What lines below mention the word "body"? Copy each one.
** Opening Material supplied block **
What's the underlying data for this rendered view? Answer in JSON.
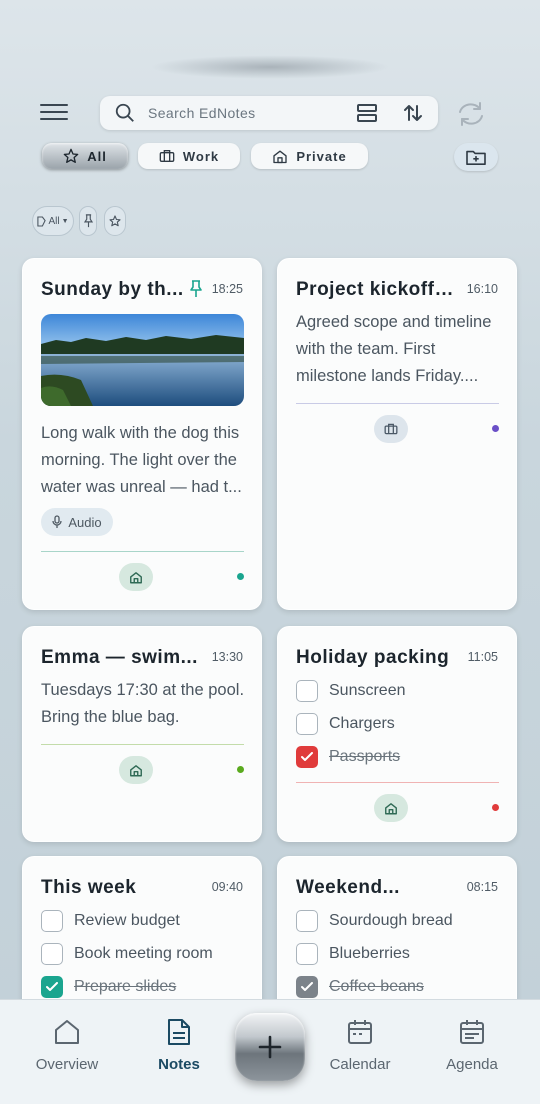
{
  "header": {
    "menu_icon": "hamburger-icon",
    "search_placeholder": "Search EdNotes",
    "view_icon": "view-toggle-icon",
    "sort_icon": "sort-icon",
    "sync_icon": "sync-icon"
  },
  "tabs": [
    {
      "label": "All",
      "icon": "star-icon",
      "active": true
    },
    {
      "label": "Work",
      "icon": "briefcase-icon",
      "active": false
    },
    {
      "label": "Private",
      "icon": "home-icon",
      "active": false
    }
  ],
  "filters": {
    "tag_label": "All",
    "pin_icon": "pin-icon",
    "star_icon": "star-icon"
  },
  "notes": [
    {
      "title": "Sunday by th...",
      "time": "18:25",
      "pinned": true,
      "has_photo": true,
      "body": "Long walk with the dog this morning. The light over the water was unreal — had t...",
      "attachment": "Audio",
      "category": "home",
      "color": "#1aa58f"
    },
    {
      "title": "Project kickoff ...",
      "time": "16:10",
      "body": "Agreed scope and timeline with the team. First milestone lands Friday....",
      "category": "work",
      "color": "#6a4fc7"
    },
    {
      "title": "Emma — swim...",
      "time": "13:30",
      "body": "Tuesdays 17:30 at the pool. Bring the blue bag.",
      "category": "home",
      "color": "#5aaa1e"
    },
    {
      "title": "Holiday packing",
      "time": "11:05",
      "items": [
        {
          "label": "Sunscreen",
          "done": false
        },
        {
          "label": "Chargers",
          "done": false
        },
        {
          "label": "Passports",
          "done": true
        }
      ],
      "category": "home",
      "color": "#e03b3b"
    },
    {
      "title": "This week",
      "time": "09:40",
      "items": [
        {
          "label": "Review budget",
          "done": false
        },
        {
          "label": "Book meeting room",
          "done": false
        },
        {
          "label": "Prepare slides",
          "done": true
        }
      ],
      "color": "#1aa58f"
    },
    {
      "title": "Weekend...",
      "time": "08:15",
      "items": [
        {
          "label": "Sourdough bread",
          "done": false
        },
        {
          "label": "Blueberries",
          "done": false
        },
        {
          "label": "Coffee beans",
          "done": true
        }
      ],
      "color": "#7c838a"
    }
  ],
  "bottom_nav": {
    "overview": "Overview",
    "notes": "Notes",
    "calendar": "Calendar",
    "agenda": "Agenda",
    "add_icon": "plus-icon"
  }
}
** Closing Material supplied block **
#### Solved exercise
      "body": "Long walk with the dog this morning. The light over the water was unreal — had t...",
      "body": "Agreed scope and timeline with the team. First milestone lands Friday....",
      "body": "Tuesdays 17:30 at the pool. Bring the blue bag.",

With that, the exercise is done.